— Instructions to follow —
Return, from the listing below, each line where the word "this" appears.

*** Supplied material ***

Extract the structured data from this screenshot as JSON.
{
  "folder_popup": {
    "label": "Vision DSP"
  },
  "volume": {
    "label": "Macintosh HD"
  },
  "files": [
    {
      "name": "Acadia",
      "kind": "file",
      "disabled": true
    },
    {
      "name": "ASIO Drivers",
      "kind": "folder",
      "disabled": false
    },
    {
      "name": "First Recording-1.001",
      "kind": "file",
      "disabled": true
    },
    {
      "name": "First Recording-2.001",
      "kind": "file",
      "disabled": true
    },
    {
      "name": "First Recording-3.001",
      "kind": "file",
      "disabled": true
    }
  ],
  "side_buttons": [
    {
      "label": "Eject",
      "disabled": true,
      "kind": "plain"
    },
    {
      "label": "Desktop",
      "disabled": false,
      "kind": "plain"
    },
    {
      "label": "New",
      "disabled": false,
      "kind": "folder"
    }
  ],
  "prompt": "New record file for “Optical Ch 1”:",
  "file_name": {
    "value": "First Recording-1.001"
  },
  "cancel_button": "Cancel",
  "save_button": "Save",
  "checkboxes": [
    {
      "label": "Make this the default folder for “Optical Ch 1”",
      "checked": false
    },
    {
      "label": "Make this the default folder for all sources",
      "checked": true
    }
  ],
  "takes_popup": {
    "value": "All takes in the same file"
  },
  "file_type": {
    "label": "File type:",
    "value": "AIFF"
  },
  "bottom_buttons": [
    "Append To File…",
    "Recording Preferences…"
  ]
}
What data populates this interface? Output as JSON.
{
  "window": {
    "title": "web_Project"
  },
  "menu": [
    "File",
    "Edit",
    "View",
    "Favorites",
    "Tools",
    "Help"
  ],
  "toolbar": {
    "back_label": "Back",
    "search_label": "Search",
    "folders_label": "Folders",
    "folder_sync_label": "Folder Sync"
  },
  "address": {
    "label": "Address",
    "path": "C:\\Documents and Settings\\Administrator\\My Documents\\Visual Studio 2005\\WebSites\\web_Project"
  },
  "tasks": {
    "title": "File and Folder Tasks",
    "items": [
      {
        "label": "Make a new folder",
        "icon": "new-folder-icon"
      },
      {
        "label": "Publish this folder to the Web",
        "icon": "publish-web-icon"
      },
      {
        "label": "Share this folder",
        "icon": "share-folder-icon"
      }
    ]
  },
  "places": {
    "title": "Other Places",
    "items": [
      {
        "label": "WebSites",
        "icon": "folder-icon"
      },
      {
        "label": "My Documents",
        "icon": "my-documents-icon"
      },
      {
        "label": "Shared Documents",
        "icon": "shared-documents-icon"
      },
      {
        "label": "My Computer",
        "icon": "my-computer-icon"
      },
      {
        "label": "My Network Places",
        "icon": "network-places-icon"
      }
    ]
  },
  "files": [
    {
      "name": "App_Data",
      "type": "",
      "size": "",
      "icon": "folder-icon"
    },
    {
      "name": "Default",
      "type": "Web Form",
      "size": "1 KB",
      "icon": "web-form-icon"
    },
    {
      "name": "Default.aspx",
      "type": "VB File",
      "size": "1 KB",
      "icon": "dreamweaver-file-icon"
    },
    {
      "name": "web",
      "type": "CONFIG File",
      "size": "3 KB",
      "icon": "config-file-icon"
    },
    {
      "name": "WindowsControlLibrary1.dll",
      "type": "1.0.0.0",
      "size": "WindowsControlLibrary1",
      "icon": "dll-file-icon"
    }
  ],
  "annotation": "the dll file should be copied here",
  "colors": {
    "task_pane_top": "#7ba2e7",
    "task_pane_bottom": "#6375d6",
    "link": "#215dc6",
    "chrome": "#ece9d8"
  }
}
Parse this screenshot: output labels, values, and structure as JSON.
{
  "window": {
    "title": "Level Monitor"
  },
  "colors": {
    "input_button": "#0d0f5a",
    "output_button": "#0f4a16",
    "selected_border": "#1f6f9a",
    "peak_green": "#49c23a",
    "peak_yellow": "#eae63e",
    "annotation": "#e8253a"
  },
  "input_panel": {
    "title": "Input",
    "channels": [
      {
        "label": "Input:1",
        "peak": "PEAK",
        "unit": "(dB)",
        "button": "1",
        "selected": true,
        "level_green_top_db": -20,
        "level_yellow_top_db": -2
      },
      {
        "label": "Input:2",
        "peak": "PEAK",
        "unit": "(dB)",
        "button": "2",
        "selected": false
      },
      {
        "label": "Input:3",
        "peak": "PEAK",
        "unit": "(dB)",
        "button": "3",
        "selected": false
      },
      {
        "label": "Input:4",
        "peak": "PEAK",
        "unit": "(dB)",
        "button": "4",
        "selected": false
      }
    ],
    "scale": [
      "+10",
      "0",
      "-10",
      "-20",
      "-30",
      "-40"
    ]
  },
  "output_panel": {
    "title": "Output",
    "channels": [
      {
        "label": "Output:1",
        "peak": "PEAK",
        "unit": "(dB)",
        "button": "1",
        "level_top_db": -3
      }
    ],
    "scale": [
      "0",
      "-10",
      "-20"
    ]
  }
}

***

— Solved exercise —
Extract the structured data from this screenshot as JSON.
      "label": "Make this the default folder for “Optical Ch 1”",
      "label": "Make this the default folder for all sources",
What data populates this interface? Output as JSON.
        "label": "Publish this folder to the Web",
        "label": "Share this folder",
Parse this screenshot: output labels, values, and structure as JSON.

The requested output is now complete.